Albuquerque, NM — Graphic body camera footage was recently released from the Albuquerque police department showing a heavily militarized SWAT team surround a sleeping homeless man and then execute him. Police justified their execution by claiming that the homeless man reached for his waistband where he had a BB gun.
Before the naysayers mention it, we know it is nearly impossible to decipher the difference between a BB gun and a real handgun. No one wants to wait until that gun is fired or pointed in their direction before finding out what it is. If anyone points a BB gun at another person — who does not know it is a BB gun — that person is 100 percent justified in defending themselves by any means necessary.
That being said, however, 57-year-old Roger Schafer was killed before he ever pointed the BB gun at anyone or even had it in his hand. Multiple officers dumped countless rounds from their AR-15s into the mentally ill man because he reached for his waistband.
According to police, they were responding to a 911 caller who reported a man in a white shirt at a bus stop who had pointed a gun at him.
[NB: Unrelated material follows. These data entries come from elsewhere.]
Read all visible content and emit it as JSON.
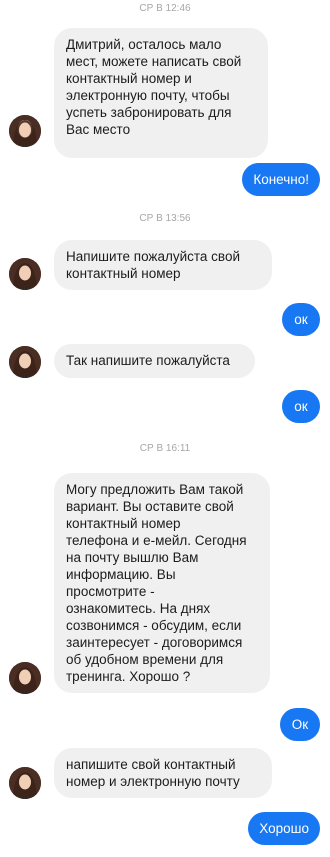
{
  "timestamps": [
    "СР В 12:46",
    "СР В 13:56",
    "СР В 16:11"
  ],
  "messages": {
    "m1": "Дмитрий, осталось мало\nмест, можете написать свой\nконтактный номер и\nэлектронную почту, чтобы\nуспеть забронировать для\nВас место",
    "r1": "Конечно!",
    "m2": "Напишите пожалуйста свой\nконтактный номер",
    "r2": "ок",
    "m3": "Так напишите пожалуйста",
    "r3": "ок",
    "m4": "Могу предложить Вам такой\nвариант. Вы оставите свой\nконтактный номер\nтелефона и е-мейл. Сегодня\nна почту вышлю Вам\nинформацию. Вы\nпросмотрите -\nознакомитесь. На днях\nсозвонимся - обсудим, если\nзаинтересует - договоримся\nоб удобном времени для\nтренинга. Хорошо ?",
    "r4": "Ок",
    "m5": "напишите свой контактный\nномер и электронную почту",
    "r5": "Хорошо"
  },
  "colors": {
    "incoming_bubble": "#f1f0f0",
    "outgoing_bubble": "#1877f2",
    "timestamp": "#a7a7a7"
  },
  "icons": {
    "avatar": "contact-avatar-photo"
  }
}
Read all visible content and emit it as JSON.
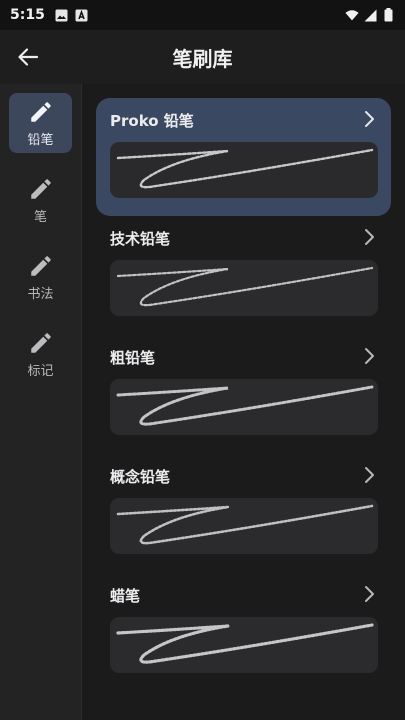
{
  "status_bar": {
    "time": "5:15"
  },
  "app_bar": {
    "title": "笔刷库"
  },
  "sidebar": {
    "items": [
      {
        "label": "铅笔",
        "active": true
      },
      {
        "label": "笔",
        "active": false
      },
      {
        "label": "书法",
        "active": false
      },
      {
        "label": "标记",
        "active": false
      }
    ]
  },
  "brushes": [
    {
      "name": "Proko 铅笔",
      "selected": true
    },
    {
      "name": "技术铅笔",
      "selected": false
    },
    {
      "name": "粗铅笔",
      "selected": false
    },
    {
      "name": "概念铅笔",
      "selected": false
    },
    {
      "name": "蜡笔",
      "selected": false
    }
  ],
  "colors": {
    "background": "#1b1b1c",
    "sidebar": "#232324",
    "active_accent": "#3d475c",
    "selected_card": "#3a4862",
    "preview_bg": "#2b2b2d"
  }
}
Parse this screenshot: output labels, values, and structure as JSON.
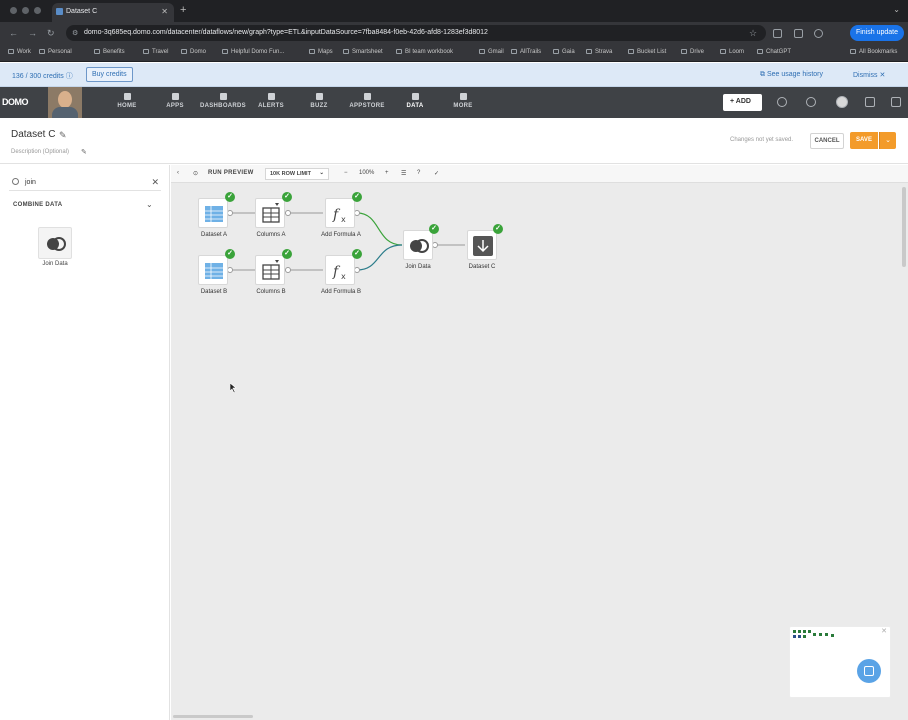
{
  "browser": {
    "tab_title": "Dataset C",
    "url": "domo-3q685eq.domo.com/datacenter/dataflows/new/graph?type=ETL&inputDataSource=7fba8484-f0eb-42d6-afd8-1283ef3d8012",
    "finish_update": "Finish update",
    "bookmarks": [
      "Work",
      "Personal",
      "Benefits",
      "Travel",
      "Domo",
      "Helpful Domo Fun...",
      "Maps",
      "Smartsheet",
      "BI team workbook",
      "Gmail",
      "AllTrails",
      "Gaia",
      "Strava",
      "Bucket List",
      "Drive",
      "Loom",
      "ChatGPT"
    ],
    "all_bookmarks": "All Bookmarks"
  },
  "credits": {
    "count": "136 / 300 credits",
    "buy": "Buy credits",
    "usage": "See usage history",
    "dismiss": "Dismiss"
  },
  "nav": {
    "logo": "DOMO",
    "items": [
      {
        "label": "HOME",
        "icon": "home-icon"
      },
      {
        "label": "APPS",
        "icon": "apps-icon"
      },
      {
        "label": "DASHBOARDS",
        "icon": "dashboards-icon"
      },
      {
        "label": "ALERTS",
        "icon": "alerts-icon"
      },
      {
        "label": "BUZZ",
        "icon": "buzz-icon"
      },
      {
        "label": "APPSTORE",
        "icon": "appstore-icon"
      },
      {
        "label": "DATA",
        "icon": "data-icon"
      },
      {
        "label": "MORE",
        "icon": "more-icon"
      }
    ],
    "active": "DATA",
    "add": "+ ADD"
  },
  "header": {
    "title": "Dataset C",
    "description": "Description (Optional)",
    "unsaved": "Changes not yet saved.",
    "cancel": "CANCEL",
    "save": "SAVE"
  },
  "sidebar": {
    "search_value": "join",
    "section": "COMBINE DATA",
    "tiles": [
      {
        "label": "Join Data",
        "icon": "join-icon"
      }
    ]
  },
  "toolbar": {
    "run_preview": "RUN PREVIEW",
    "row_limit": "10K ROW LIMIT",
    "zoom": "100%"
  },
  "nodes": [
    {
      "label": "Dataset A",
      "icon": "table-icon"
    },
    {
      "label": "Columns A",
      "icon": "columns-icon"
    },
    {
      "label": "Add Formula A",
      "icon": "formula-icon"
    },
    {
      "label": "Dataset B",
      "icon": "table-icon"
    },
    {
      "label": "Columns B",
      "icon": "columns-icon"
    },
    {
      "label": "Add Formula B",
      "icon": "formula-icon"
    },
    {
      "label": "Join Data",
      "icon": "join-icon"
    },
    {
      "label": "Dataset C",
      "icon": "output-icon"
    }
  ],
  "colors": {
    "accent": "#f39b2a",
    "success": "#3aa33a",
    "link": "#2f6fb3"
  }
}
As police were on their way to respond to this first call, another call reportedly came in by a caller who said a man with a similar description was waiving a gun around at the bus stop, so a SWAT team was mobilized and responded to the scene.
As the video shows, multiple cops with AR -15s quickly surround Schafer. Despite the fact that he was sleeping, police began yelling commands at him which appeared to disorient and anger the reportedly mentally unstable man.
At first, Schafer listened to the cops and put his hands up. However, as they yelled more, it appeared to disorient the man. As the video progressed, Schafer was by no means cooperating with the officers’ commands. Instead of laying down like he was told to do, Schafer sat there, cursing out the cops, telling them to just “shoot me!”
He then sits up on the park bench, while continuing to ignore the officers’ commands. At this point, however, he appears to move his hand toward his waistband but before he can grab anything dozens of shots ring out.
“He was given commands,” Lt. Scott Norris said. “He decided to ignore those commands, and he made that overt act to grab that gun. It is a deadly force situation. Officers responded in accordance with their training. This person presented our officers and everybody involved to include the general public with a deadly force situation. The subject was given clear, concise verbal commands not to reach for his waistband.”
Schafer’s body was perforated by more than a dozen rounds. In a tragic irony, just before officers Paul Durham, Kyle King, and Randy Serrano filled Schafer with holes, one of the other officers fired a 40 mm non-lethal round at the mentally ill man. Sadly, however, instead of waiting to see what his reaction was to the non-lethal, officers opened fire with AR-15s at nearly the exact same time.
According to KRQE, during a news conference, APD stated the investigation is in its initial stages and remains ongoing at this time. Authorities say the investigation could take up to a year to complete.
“We do not draw any conclusions as to whether the officers acted consistent with our policies until all facts are known and investigation is complete,” Chief Mike Greier said.
Below is the disturbing video of police executing Schafer. Also below is another video — for you to compare to the APD cops — taken from inside an Oregon high school of a student with a real gun.
It is important to point out that these officers in the video above, who were heavily armed, up to and including bulletproof vests and body armor, were unable to resolve a situation without killing a man for merely reaching for his waistband. When we compare the actions of these officers to a high school football coach in Oregon who disarmed a potential mass shooter with a real gun — unarmed and by himself — the response from police in this situation seems that much more ridiculous.
In May of this year, Angel Granados-Diaz walked into Parkrose High School with a loaded shotgun. Surveillance footage captured him stalking the halls of the school before he entered a classroom in which he could have easily murdered dozens of trapped students. However, Keanon Lowe, a football and track and field coach at the high school showed the world how true heroes react to dangerous situations.
Lowe quickly grabbed the gun from Granados-Diaz, got it away from him, and then embraced the troubled teenager with a hug. Instead of being shot and killed, Granados-Diaz was arrested and is now getting help for his problems and will have a second chance at life. Unfortunately, because SWAT cops responded to Schafer and not a cool headed heroic and brave football coach, Schafer will not have that option.